Presentation on theme: "Lateral Thinking Some puzzles. Q1: The subway problem A large city in the United States had a problem with thefts of lightbulbs from its subway system."— Presentation transcript:
Q1: The subway problem A large city in the United States had a problem with thefts of lightbulbs from its subway system. Thieves would unscrew the lightbulbs, leading to cost and security issues. The engineer who was given this challenge could not alter the location of the light bulbs, and he had very little budget to work with, but he came up with a very lateral solution. What was it? (illustrates the need for innovation)
Q2: Vandal scandal. The authorities in Athens were very concerned that tourists sometimes hacked to pieces from the ancient columns of the Parthenon building.
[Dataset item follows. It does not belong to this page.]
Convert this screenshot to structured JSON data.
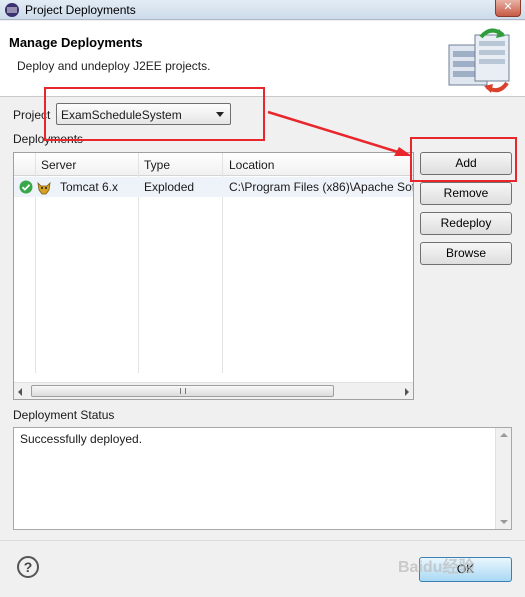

The practice was illegal, but some people were determined to take away souvenirs. How did the authorities stop this practice? (lateral thinking at its best)
Q3: Shoe shop shuffle. In a small town, there are four shoe shops of about the same size, and each carries a similar line of shoes. Yet one shop loses three times as many shoes to theft. As each of the other shops. Why and how did they fix the problem? (more innovation)
Q4: The school inspection A schoolteacher knew that the school superintendent would visit the next day. The superintendent would ask questions such as spellings or mental arithmetic of the class, and the teacher would choose a pupil to answer. The teacher wanted to give the best impression of the school. What instructions did she give the children, in order to create the best impression and maximise the chances that the right answer was given to each question?
Q5: Brush fires The Los Altos Hills County Fire district commissioners in California had a severe problem with a brushwood fires on the slopes of the hills around the town. If they cleared away the brushwood with tractors, they could cause sparks which would start fires. What did they do? (keeping it real)
Q6: The coconut millionaire A man buys coconut at £5 a dozen and sells them a £3 a dozen. Because of this, he becomes a millionaire. How? (challenge your assumptions)
Q7: Wrong number the marketing department of a major bank prepared a direct mail campaign to launch a new product. They printed over 2 million brochures, but were horrified to find a mistake in the brochure - it had a wrong digit in the telephone number. Callers would get a deadline, instead of the call centre. What should they do first – fire the marketing manager, all reprint the brochures? (dont forget to ask other questions – what, why, when, how, where, who)
Q8: The stockbroker a young stockbroker was starting his own practice. He had no clients. How did he convinced a small number of wealthy people that he could accurately predict stock price movements ? (break rules, do the unusual)
Q9: The unusual what can you dry your hair with, cut the grass with and lift a car with? (sometimes solutions are obvious, dont make it harder than it actually is)
Q10: Price tag many shops have prices set at just under a round figure such as £9.99 instead of £10 or £99.95. Instead of £100. It is often assumed that this is done to make the prices appear lower to the customer. But this is not the reason, the practice started. What was the origin original reason for this pricing method? (small changes can sometimes have a big impact)
Q11: Interview question This question has been used as an aptitude test at interviews. You are driving in your sports car on a cold wet evening. You pass a bus stop where you see three people waiting for the bus. One is your best friend from school days, who you have not seen for 20 years. One is the man or woman of your dreams - the person you always wanted to meet. The third is a sick old lady, who needs to be taken to hospital. Knowing that there is room for only one past year in your car, what would you do?
Q12: Material gains during the Californian gold rush, a young entrepreneur went to California with the idea of selling tents to the miners. He thought there would be a good market for tents from thousands of people who flocked to dig for gold. Unfortunately, the weather was so mild that the miners slept in the open air, and there was little demand for his tents. What did he do? (welcome failure, its not always bad!)
Q13: Late train a businessman called the train station to find the time of his train. When he reached the station, he was surprised to learn that he was half an hour early. What time was his train?
Q14: easyJet easyJet is the leading low-cost air carrier in Europe. It has been responsible for many innovations in low-cost air travel. There are no free drinks on easyJet flight. If you want a drink, you have to buy it. According to a recent magazine article, there are two major business benefit from this policy. One is the income generated. What do you think is the second? (creativity)